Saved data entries
*** Block opens ***

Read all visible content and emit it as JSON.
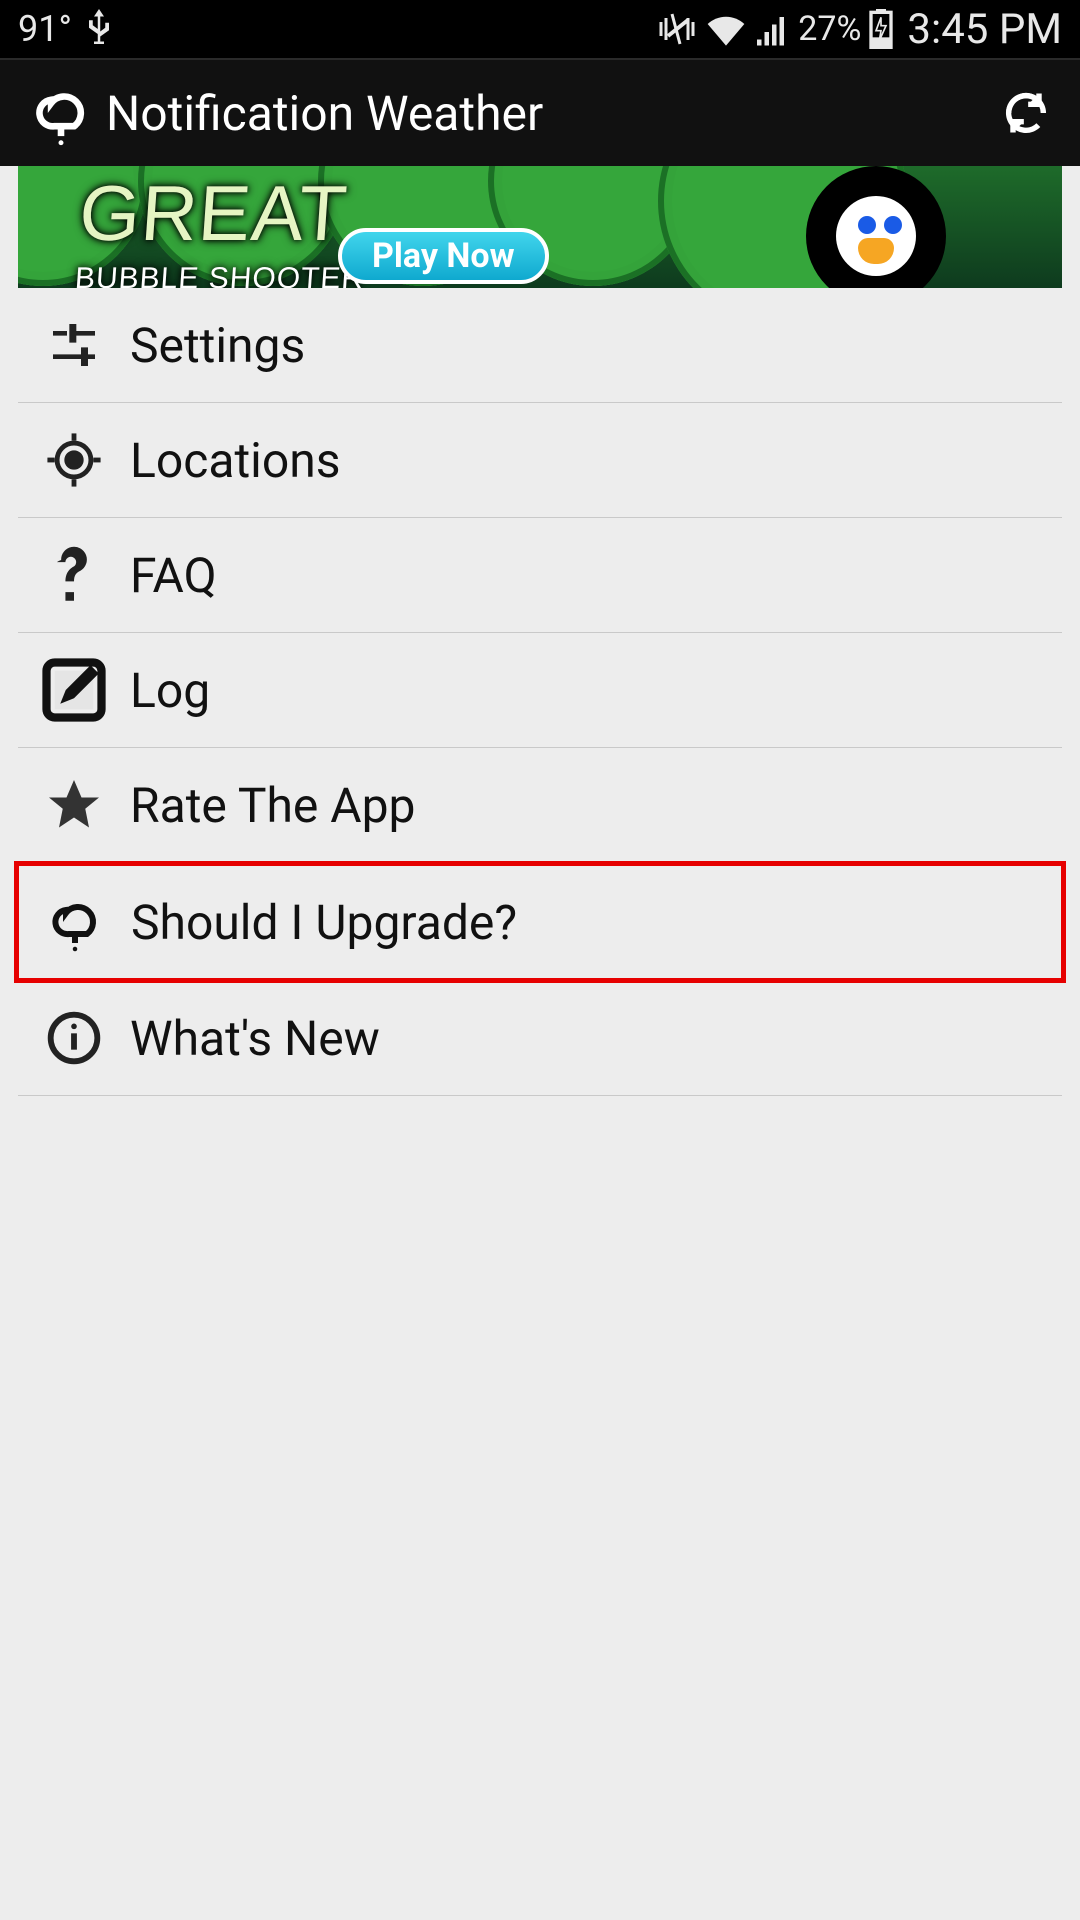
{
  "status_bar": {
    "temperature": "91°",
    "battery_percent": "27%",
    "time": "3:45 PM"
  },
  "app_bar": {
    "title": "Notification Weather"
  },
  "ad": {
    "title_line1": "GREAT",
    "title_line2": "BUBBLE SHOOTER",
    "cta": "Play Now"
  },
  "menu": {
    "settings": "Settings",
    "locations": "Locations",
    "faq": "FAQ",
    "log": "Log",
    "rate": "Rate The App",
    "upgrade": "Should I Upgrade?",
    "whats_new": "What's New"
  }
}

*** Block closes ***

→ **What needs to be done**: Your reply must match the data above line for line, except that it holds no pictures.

→ **Exercise result**:
Read all visible content and emit it as JSON.
{
  "status_bar": {
    "temperature": "91°",
    "battery_percent": "27%",
    "time": "3:45 PM"
  },
  "app_bar": {
    "title": "Notification Weather"
  },
  "ad": {
    "title_line1": "GREAT",
    "title_line2": "BUBBLE SHOOTER",
    "cta": "Play Now"
  },
  "menu": {
    "settings": "Settings",
    "locations": "Locations",
    "faq": "FAQ",
    "log": "Log",
    "rate": "Rate The App",
    "upgrade": "Should I Upgrade?",
    "whats_new": "What's New"
  }
}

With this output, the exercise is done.